Another day, another dollar Band-Aid. Today we have more monetary merrymaking by the central banks, in which billions (trillions?) of "liquidity" is added to the system by the printing of mostly US dollars. Markets around the globe rally. But what does this really mean? It means the situation is scarier than you can even imagine.
This morning, the US Federal Reserve lowered
the cost of emergency dollar funding for European banks. The interest rate has been reduced to the dollar overnight index swap rate plus 50 basis points, or half a percentage point, from 100 basis points, and the program was extended to February 1, 2013, the Fed explained in a press release.
The Fed will coordinate with global central banks, including the Bank of England and the Bank of Japan, to push these cheap dollars out around the world. Global equity and commodities markets are up across the board anywhere from 2% to 4%.
I know what you are thinking: How does this help you? It doesn't. It only helps if you are a bank. And that's the point. Weighed by the crisis in Europe, many banks in Europe have been strapped for overnight cash, specifically dollars, and this helps alleviate what have become a daily funding crises.
Massive "coordinated interventions" such as this are becoming a fact of life in our markets, and that's what depresses me. I remember when the market used to move on economic fundamentals, but now it moves on the basis of the latest press release from a central bank. In fact, we had another coordinated intervention as recently as September. (See: Central Banks Deliver Global Dollar Band-Aid.) Remember that? In that action, dollar-swap lines were opened up around the world, loosening up the availability of dollars.
These actions have become a pattern since 2008, if you haven't noticed -- just when things look like they are falling off a cliff, the Fed prints money. But think of how it has worked. Did it fix the housing market? Did it fix Greece? The answers to both questions are no, because dollar-swap operations are nothing more than short-term loans, and short-term loans cannot fix structural problems in an economy. In other words, if Greece is broke, lending it money for a few months ain't gonna help.
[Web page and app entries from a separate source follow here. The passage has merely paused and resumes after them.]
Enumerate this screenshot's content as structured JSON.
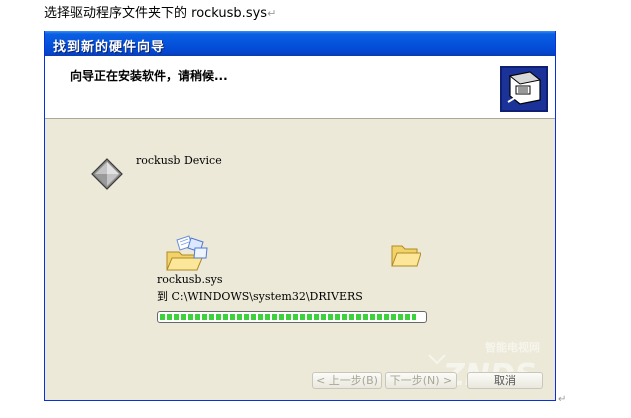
{
  "caption": {
    "text": "选择驱动程序文件夹下的 rockusb.sys",
    "return_mark": "↵"
  },
  "dialog": {
    "title": "找到新的硬件向导",
    "header_text": "向导正在安装软件，请稍候...",
    "header_icon": "hardware-wizard-icon",
    "device": {
      "icon": "device-diamond-icon",
      "name": "rockusb Device"
    },
    "copy": {
      "source_icon": "flying-papers-folder-icon",
      "dest_icon": "folder-icon",
      "file_name": "rockusb.sys",
      "destination": "到 C:\\WINDOWS\\system32\\DRIVERS",
      "progress": 0.97
    },
    "buttons": {
      "back": "< 上一步(B)",
      "next": "下一步(N) >",
      "cancel": "取消"
    },
    "watermark": {
      "top_text": "智能电视网",
      "brand": "ZNDS"
    }
  },
  "colors": {
    "titlebar": "#0553dc",
    "dialog_face": "#ece9d8",
    "progress_fill": "#3cd23c"
  }
}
If the housing market is broken, you need to wait for inventory and pricing to clear, regardless of how much money you're ready to lend. If Italy needs to reduce its debt and manage its spending, giving it a low-cost loan for a few months does not do fix the problem.
I expect this rally to last a day or two before reality starts creeping back -- and people remember the European banks are still in big trouble because of the bad assets on their books. That's exactly why this action came now. You see, recent measures of dollar "liquidity" -- that is, the ability for Europeans to find funding in dollars -- has been very tight. That's because in the real market, nobody wants to lend to them. They are nervous they will go bust, just as everybody in 2008 didn't want to lend to Lehman Brothers.
Now, a central bank has a defined role as the "lender of last resort." When nobody else is willing to put up money in a system that is stuck, the central banks step it. In the past, this has worked great for sporadic, manageable crises. The only problem with this is that if there are banking crises popping up every days like wildfires in a tinder-dry forest, the central banks must act regularly to prop things up. That appears to be the situation we're in now.
The bottom line is a bunch of dollars flooding the market is not going to fix the European situation, because that's a short-term fix to a long-term problem of over-indebtedness. The trillions of dollars in bad debt still must be addressed.